_EXERCISE AIM_
Go through the data below. Pull out every line that has the word "hours".

_SUPPLIED MATERIAL_
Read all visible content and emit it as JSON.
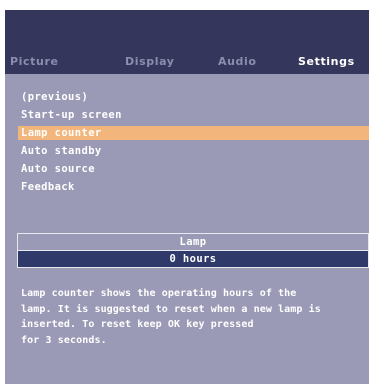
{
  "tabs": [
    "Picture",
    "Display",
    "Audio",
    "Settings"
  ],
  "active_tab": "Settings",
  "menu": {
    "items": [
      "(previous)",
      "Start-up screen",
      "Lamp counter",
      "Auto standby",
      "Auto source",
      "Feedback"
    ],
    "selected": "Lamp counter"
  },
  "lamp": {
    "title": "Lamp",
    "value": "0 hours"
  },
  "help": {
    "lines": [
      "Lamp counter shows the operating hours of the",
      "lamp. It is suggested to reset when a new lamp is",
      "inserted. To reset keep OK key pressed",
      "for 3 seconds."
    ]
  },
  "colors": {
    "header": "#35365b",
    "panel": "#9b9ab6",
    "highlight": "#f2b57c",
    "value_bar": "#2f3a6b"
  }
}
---
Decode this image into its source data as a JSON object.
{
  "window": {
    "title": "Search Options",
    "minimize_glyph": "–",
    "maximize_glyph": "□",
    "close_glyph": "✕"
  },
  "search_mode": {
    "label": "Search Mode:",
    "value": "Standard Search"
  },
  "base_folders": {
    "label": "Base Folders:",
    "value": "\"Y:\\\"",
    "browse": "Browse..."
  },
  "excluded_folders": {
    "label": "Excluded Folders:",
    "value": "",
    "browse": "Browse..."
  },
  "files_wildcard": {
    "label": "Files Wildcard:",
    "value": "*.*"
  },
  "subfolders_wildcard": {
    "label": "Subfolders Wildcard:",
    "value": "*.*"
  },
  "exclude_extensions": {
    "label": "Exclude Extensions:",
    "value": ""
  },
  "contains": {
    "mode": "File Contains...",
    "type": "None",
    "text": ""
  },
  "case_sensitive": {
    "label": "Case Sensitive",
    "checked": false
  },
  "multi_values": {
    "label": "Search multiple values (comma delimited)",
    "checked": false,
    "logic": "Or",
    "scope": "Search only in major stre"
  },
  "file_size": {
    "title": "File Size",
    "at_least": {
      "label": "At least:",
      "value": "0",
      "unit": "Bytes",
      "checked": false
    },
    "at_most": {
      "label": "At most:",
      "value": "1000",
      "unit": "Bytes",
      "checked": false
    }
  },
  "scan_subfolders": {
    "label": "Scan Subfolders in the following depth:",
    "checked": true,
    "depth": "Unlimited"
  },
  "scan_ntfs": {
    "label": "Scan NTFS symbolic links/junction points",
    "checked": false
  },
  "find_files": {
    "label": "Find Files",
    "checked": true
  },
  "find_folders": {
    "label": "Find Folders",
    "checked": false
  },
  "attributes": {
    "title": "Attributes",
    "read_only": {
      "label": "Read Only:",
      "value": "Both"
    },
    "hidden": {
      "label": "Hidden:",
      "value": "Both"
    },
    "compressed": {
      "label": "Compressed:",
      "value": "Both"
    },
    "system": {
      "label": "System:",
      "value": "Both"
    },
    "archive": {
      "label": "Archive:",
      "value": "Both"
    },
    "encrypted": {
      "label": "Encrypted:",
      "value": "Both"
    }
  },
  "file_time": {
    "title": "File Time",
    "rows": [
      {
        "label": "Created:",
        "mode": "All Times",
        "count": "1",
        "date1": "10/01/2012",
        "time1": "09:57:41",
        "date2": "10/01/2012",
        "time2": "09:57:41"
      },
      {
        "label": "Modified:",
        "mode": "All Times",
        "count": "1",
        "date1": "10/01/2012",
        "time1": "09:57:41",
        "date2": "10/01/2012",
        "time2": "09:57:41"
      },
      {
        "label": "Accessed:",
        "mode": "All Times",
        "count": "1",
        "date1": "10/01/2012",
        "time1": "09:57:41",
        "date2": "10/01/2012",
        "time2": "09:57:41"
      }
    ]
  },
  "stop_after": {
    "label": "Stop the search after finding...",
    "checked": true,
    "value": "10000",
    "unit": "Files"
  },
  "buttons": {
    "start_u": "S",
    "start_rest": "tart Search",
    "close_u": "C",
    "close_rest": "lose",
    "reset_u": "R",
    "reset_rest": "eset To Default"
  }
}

_REPLY TO THE EXERCISE_
    "value": "0 hours"
      "Lamp counter shows the operating hours of the",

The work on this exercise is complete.